Greetings. I find your articles very helpful especially about having sound inventory. I recently acquired a franchise package. I have read a book and some articles on franchising before getting into our contract with the franchisor. I was hoping that with the readings I had had I would be more prepared to get into the franchising business. Unfortunately, during the first week of our operation, I immediately found out that the franchising system I got has a very inefficient system (from set-up, food delivery, etc.) and I am tied to them for 3 years. I find myself in a difficult scenario now – how would I survive with this kind of system for 3 years?
I know going into the business takes a lot of courage and endurance because of the many risks involved in it. What bothers me is how can a naive franchisee like me be protected from franchising deals. On my part, I signed the contract affirming that I will comply with the franchisor’s system and policies. But what about the part of the franchisor? What would I do when the franchisor fails to deliver what was promised in the contract? Where can I go and ask for intervention when no action has been made coming from our franchisor?
Please advise. Thanks.
- Jean (not her real name)
First of all, I am really sorry this is happening to you. The number one motivation killer for all starting entrepreneurs is disappointment. (Besides that, receiving poor customer service is my pet peeve, so you are guaranteed that I feel for you!)
Well, to act on your problem, you can possibly do two things: to stay or to get out.
Giving it one more shot
Well, to be fair with some companies, some good business systems are sometimes run by bad employees. Believe me, I’ve seen the different kinds of baddies — the lazy, the rude, the inefficient. While you cannot fix these directly as they are not your employees, you can contact the higher management and they will rectify the situation for you. Via phone is good, but it would be better if you can come personally and talk to the managers. Being there in the flesh shows that you mean business.
Also, are you one of the starting franchisees of the franchisor? It is understandable that a business system that is new to franchising to be slightly wobbly. If you are one of the pioneer (or in franchise slang, guinea pig franchisee), you might want to stick a little bit longer to see if the the system improves.
If the situation does not improve and you are still not satisfied with their service, it might be a good time to get out.
Please review your contract. Does the three-year contract specifically tell you that you need to meet a regular quota for orders? If it does not, you can safely pull away from the franchise business early. The initial fee will be voided, but what I heard from a Fillipino-Chinese business mogul: “Di bale nang lugi, basta di sobrang lugi.”

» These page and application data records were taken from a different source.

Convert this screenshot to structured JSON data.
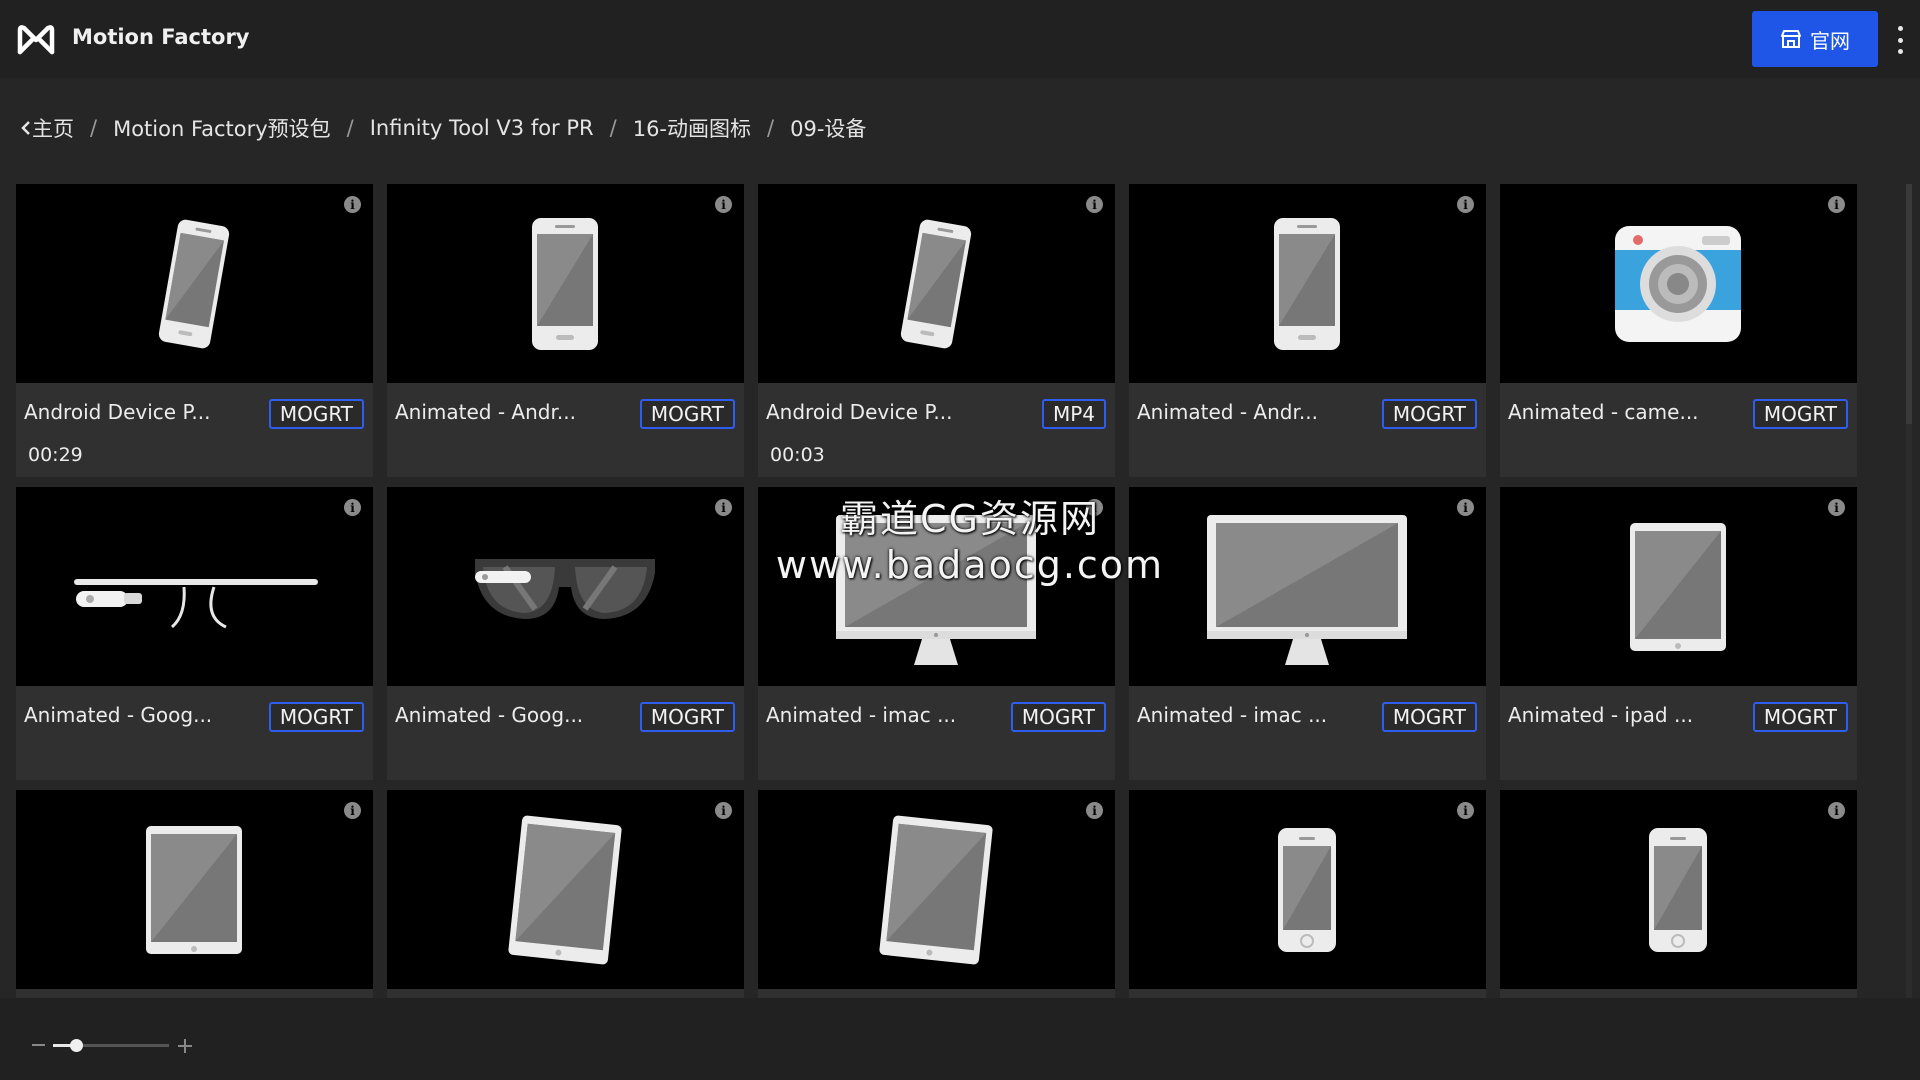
{
  "app": {
    "title": "Motion Factory"
  },
  "header": {
    "site_button_label": "官网"
  },
  "breadcrumb": [
    "主页",
    "Motion Factory预设包",
    "Infinity Tool V3 for PR",
    "16-动画图标",
    "09-设备"
  ],
  "items": [
    {
      "title": "Android Device P...",
      "format": "MOGRT",
      "duration": "00:29",
      "icon": "android-phone-tilted-icon"
    },
    {
      "title": "Animated - Andr...",
      "format": "MOGRT",
      "duration": "",
      "icon": "android-phone-icon"
    },
    {
      "title": "Android Device P...",
      "format": "MP4",
      "duration": "00:03",
      "icon": "android-phone-tilted-icon"
    },
    {
      "title": "Animated - Andr...",
      "format": "MOGRT",
      "duration": "",
      "icon": "android-phone-icon"
    },
    {
      "title": "Animated - came...",
      "format": "MOGRT",
      "duration": "",
      "icon": "camera-icon"
    },
    {
      "title": "Animated - Goog...",
      "format": "MOGRT",
      "duration": "",
      "icon": "google-glass-icon"
    },
    {
      "title": "Animated - Goog...",
      "format": "MOGRT",
      "duration": "",
      "icon": "glasses-icon"
    },
    {
      "title": "Animated - imac ...",
      "format": "MOGRT",
      "duration": "",
      "icon": "imac-icon"
    },
    {
      "title": "Animated - imac ...",
      "format": "MOGRT",
      "duration": "",
      "icon": "imac-icon"
    },
    {
      "title": "Animated - ipad ...",
      "format": "MOGRT",
      "duration": "",
      "icon": "ipad-icon"
    },
    {
      "title": "",
      "format": "",
      "duration": "",
      "icon": "ipad-icon"
    },
    {
      "title": "",
      "format": "",
      "duration": "",
      "icon": "ipad-tilted-icon"
    },
    {
      "title": "",
      "format": "",
      "duration": "",
      "icon": "ipad-tilted-icon"
    },
    {
      "title": "",
      "format": "",
      "duration": "",
      "icon": "iphone-icon"
    },
    {
      "title": "",
      "format": "",
      "duration": "",
      "icon": "iphone-icon"
    }
  ],
  "watermark": {
    "line1": "霸道CG资源网",
    "line2": "www.badaocg.com"
  },
  "zoom": {
    "level": 0.2
  },
  "colors": {
    "accent": "#1f56e8",
    "badge_border": "#2e5df0",
    "background": "#262626",
    "card": "#303030"
  }
}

You can also seek legal assistance for breach of contract, if the contract says that the franchisor will give you the services that they are not giving you. If the franchisor is proven at fault, you can get awarded with damages.
Next time, before agreeing to a franchise opportunity and entering a contract, do your research. Be vigilant. Ask the franchise consultant or sales staff the following during presentation:
- How many franchisees do you have now? How are you able to supply them?
- How long is the average time before your franchisees get the money that they invested?
- Can I get some addresses of franchisees so I can check how their businesses are faring?
Additionally, do some quality research on the internet, checking the company background, the owners behind it and if there are dissatisfied customers (and if their dissatisfaction is reasonable.)
I hope this helps. Oh, one last tip, please do not feel burnt out from trying other types of businesses. I believe in the law of attraction — if you focus on a certain goal, the universe will conspire to give you what you focus your intentions to. If you intend to succeed in business, you can consider this experience a part of the bigger plan.
Ask the Franchise Coach is where I answer (when time permits) personal emails about franchising and small businesses. Send your questions to: ask[at]foodcartfranchisephilippines[dot]com.